**PROMPT**:
For each line of the material, check for the string "forest"; then state how many lines had it, giving only the number.

**LISTED RECORDS**:
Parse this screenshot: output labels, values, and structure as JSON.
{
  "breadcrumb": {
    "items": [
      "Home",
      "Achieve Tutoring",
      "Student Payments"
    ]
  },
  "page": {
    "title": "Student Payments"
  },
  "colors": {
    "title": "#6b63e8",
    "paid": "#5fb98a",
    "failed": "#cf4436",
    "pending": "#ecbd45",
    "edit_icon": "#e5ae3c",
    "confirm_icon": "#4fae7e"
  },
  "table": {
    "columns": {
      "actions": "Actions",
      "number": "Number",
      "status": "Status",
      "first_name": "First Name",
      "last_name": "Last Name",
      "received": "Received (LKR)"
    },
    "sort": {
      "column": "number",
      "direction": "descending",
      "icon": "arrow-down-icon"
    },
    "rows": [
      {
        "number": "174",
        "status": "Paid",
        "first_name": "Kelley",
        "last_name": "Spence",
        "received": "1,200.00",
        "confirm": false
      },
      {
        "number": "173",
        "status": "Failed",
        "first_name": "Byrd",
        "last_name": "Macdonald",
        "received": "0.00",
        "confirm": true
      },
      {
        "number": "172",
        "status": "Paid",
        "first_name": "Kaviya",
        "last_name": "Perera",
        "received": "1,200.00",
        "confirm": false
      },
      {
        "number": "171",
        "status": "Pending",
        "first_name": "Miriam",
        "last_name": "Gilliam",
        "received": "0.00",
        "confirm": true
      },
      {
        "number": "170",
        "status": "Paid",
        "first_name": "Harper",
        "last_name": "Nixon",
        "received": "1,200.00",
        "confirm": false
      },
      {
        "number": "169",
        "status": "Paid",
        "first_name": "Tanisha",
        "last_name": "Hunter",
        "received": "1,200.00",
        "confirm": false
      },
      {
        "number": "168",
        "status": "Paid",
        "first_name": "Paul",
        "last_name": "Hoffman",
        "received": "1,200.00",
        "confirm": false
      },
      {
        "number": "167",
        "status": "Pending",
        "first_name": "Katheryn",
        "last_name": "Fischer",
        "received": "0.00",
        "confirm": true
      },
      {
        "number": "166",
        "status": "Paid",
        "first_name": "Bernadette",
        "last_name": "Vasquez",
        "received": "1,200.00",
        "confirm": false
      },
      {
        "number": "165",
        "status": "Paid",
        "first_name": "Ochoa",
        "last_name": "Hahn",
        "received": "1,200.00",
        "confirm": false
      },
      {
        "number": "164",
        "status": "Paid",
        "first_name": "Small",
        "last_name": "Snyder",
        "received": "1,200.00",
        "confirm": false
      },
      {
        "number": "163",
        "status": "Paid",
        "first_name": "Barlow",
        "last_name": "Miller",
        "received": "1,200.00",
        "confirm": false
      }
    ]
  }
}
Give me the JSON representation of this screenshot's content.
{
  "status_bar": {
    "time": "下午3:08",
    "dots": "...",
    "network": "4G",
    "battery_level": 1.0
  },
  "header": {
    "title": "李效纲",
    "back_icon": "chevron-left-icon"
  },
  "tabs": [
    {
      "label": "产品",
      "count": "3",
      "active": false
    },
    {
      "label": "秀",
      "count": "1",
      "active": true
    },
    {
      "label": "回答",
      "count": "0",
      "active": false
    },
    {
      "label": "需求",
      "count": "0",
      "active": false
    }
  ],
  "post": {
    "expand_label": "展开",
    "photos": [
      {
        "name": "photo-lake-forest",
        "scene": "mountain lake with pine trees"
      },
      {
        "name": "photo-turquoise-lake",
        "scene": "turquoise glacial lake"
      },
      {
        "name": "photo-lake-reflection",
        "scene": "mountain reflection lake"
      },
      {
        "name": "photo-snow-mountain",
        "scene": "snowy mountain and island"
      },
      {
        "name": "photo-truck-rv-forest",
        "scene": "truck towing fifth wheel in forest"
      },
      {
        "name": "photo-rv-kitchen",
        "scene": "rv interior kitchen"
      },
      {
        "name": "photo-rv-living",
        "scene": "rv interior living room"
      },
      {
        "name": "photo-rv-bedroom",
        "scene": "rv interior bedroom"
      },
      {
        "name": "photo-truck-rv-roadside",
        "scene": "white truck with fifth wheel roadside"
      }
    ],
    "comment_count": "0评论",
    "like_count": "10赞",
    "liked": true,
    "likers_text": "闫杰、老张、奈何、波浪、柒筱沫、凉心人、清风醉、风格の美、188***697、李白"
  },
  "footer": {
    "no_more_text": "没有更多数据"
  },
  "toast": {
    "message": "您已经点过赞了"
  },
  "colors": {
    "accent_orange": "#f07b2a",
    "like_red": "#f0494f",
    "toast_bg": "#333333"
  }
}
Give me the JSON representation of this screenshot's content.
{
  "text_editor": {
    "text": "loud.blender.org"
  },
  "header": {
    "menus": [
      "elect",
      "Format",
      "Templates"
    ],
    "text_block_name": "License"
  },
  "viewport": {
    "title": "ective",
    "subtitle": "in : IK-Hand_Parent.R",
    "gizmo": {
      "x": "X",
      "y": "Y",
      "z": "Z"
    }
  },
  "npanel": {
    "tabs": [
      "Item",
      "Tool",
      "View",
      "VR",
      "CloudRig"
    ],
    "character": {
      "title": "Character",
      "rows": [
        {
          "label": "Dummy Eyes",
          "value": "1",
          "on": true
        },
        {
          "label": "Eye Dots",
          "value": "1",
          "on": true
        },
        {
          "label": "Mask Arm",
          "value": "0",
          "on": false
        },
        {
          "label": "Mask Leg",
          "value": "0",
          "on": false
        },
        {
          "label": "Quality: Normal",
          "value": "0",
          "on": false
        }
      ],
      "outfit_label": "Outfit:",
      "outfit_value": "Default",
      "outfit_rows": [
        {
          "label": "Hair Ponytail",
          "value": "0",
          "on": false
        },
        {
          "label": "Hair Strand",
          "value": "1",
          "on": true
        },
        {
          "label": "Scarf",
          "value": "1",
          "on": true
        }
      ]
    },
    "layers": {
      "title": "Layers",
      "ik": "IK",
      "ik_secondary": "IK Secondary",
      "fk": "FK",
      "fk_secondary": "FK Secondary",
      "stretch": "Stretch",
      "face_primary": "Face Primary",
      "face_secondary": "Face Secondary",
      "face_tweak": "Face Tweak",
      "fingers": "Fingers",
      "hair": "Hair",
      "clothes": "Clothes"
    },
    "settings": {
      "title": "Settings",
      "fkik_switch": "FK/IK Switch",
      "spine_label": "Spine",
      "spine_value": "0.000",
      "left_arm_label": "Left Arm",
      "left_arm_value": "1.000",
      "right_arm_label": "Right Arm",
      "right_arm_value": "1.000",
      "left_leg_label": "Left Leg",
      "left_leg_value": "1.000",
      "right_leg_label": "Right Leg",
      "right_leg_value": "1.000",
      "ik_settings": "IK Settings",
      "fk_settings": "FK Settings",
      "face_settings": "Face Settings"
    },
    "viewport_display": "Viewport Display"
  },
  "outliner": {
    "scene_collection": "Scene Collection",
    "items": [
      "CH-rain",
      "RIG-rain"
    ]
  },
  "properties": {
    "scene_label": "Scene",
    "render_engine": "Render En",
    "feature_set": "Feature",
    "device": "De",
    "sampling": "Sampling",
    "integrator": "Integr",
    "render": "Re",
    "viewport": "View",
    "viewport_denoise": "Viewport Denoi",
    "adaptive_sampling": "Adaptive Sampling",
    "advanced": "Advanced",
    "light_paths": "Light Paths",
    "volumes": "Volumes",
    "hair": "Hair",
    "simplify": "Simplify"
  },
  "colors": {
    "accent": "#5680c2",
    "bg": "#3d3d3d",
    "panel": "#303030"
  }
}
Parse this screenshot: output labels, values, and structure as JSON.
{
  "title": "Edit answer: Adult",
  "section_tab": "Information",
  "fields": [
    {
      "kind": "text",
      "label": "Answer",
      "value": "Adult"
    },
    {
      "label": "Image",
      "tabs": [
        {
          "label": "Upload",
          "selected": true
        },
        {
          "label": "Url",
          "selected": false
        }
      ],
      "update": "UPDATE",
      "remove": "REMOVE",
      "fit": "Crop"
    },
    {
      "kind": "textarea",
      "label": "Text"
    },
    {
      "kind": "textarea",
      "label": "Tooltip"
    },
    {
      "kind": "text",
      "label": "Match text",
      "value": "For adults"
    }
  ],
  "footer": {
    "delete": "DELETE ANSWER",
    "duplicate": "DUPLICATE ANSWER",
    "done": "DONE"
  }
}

**RESULT OF THIS EXERCISE**:
3